The group that convened at the Arts Learning Exchange in San Diego came from diverse backgrounds and organizations--from school districts, to city arts councils, to El Sistema-inspired programs, to a variety of arts education nonprofits. It was refreshing to broaden our perspectives of the larger world of education and arts education. I only observed the word "El Sistema" mentioned a few times in the two days that I was there, although it was inevitable that the Sistema folks found each other, brainstorming how to connect the knowledge and our ideas to our specific programs. Chula Vista School District has gone from 0 to 70 arts and music teachers in just a few years, and San Diego is starting down a similar path, as well as collaborating with various arts organizations and teaching artists. Additionally, the Community Opus Project, San Diego Youth Symphony's El Sistema-inspired program, serves hundreds of kids after school where they receive even more intensive and in depth instruction.
Amidst the many partnerships, initiatives, and programs, it was important to distinguish between the different kinds (and intentions) of the student learning experiences. Arts integration, where artistic mediums are woven into various school subjects (e.g. science, language arts) to further mastery of the subject, was an effective way to employ and engage teaching artists and outside arts organizations (while raising student achievement). After observing a theater teaching artist working with a first grade language arts class, I began to wonder if any teaching artists from my particular program could ever take on a similar role, in addition to their after school work, in order to create more job opportunities and utilize their skills. It was pointed out that arts integration, while effective and necessary to enhance school learning, was not a replacement for arts education (i.e. the traditional music or art classes that have been cut from schools in recent years).
The seventy arts and music teachers that have been hired in Chula Vista work during the school day, teaching skill-based arts and music classes that schools so desperately need. While the Sistema discussion in the U.S. has often referenced filling the gaps that exist as a result of the lack of these school day programs, after school El Sistema-inspired programs are not the solution or replacement. They are the third type of student learning: in depth, transformative music practice and performance.
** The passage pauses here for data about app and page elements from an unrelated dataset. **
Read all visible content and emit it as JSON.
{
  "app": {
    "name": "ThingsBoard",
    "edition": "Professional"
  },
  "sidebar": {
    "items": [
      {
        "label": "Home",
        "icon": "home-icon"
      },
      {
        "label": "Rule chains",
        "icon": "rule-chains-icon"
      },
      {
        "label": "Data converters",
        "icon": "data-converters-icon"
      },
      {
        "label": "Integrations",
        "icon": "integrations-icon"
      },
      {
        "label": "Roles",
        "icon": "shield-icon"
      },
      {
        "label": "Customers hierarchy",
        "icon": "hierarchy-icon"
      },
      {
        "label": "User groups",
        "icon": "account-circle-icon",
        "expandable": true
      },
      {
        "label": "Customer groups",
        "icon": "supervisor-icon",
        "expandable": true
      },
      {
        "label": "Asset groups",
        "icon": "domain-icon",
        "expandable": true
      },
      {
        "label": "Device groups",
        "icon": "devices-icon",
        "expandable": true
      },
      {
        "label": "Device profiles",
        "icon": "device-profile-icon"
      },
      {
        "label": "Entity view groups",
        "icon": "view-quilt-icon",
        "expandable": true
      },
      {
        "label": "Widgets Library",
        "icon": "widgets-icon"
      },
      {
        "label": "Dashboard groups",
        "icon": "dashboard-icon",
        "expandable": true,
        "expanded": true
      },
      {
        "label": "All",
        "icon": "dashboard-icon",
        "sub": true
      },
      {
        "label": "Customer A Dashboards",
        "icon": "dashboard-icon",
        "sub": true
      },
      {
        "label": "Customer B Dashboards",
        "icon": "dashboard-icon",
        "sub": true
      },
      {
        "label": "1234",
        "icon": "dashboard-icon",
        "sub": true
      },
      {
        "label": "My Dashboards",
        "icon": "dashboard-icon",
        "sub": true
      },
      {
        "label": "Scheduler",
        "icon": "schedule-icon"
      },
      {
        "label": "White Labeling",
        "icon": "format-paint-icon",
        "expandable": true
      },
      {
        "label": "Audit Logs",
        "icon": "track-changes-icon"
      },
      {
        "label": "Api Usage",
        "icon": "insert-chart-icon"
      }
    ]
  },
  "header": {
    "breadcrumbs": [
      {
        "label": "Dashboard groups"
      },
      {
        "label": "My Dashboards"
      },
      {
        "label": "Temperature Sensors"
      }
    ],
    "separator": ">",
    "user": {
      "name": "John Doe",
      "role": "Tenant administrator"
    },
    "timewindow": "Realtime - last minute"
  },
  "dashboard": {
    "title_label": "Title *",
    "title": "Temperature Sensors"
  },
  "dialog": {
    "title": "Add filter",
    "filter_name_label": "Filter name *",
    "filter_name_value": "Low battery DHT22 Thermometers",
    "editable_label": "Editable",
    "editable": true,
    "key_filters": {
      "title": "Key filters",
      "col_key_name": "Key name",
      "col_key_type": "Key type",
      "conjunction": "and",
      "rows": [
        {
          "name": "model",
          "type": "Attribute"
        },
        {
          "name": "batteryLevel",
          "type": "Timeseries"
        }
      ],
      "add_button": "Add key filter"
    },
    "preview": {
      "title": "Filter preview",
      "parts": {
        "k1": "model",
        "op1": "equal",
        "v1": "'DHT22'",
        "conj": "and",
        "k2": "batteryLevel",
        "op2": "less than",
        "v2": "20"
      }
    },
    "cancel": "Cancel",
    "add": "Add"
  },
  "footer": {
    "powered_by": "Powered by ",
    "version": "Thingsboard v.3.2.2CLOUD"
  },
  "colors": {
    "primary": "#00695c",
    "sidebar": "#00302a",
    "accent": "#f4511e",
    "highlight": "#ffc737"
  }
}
There was overlap in teaching artists between the school music education programs and teaching artists in the Community Opus Project, which provided for a stronger partnership and continuity between the school day and after school.
What struck me most was the strength and number of private-public partnerships in both the Chula Vista and San Diego school districts. Each type of learning was important and empowering, and each entity seems to understand that they hold a unique role in the community. No one can be everything, but everyone can be something--and the combined strengths have a powerful effect.
Andrea Landin, Sistema Fellow '13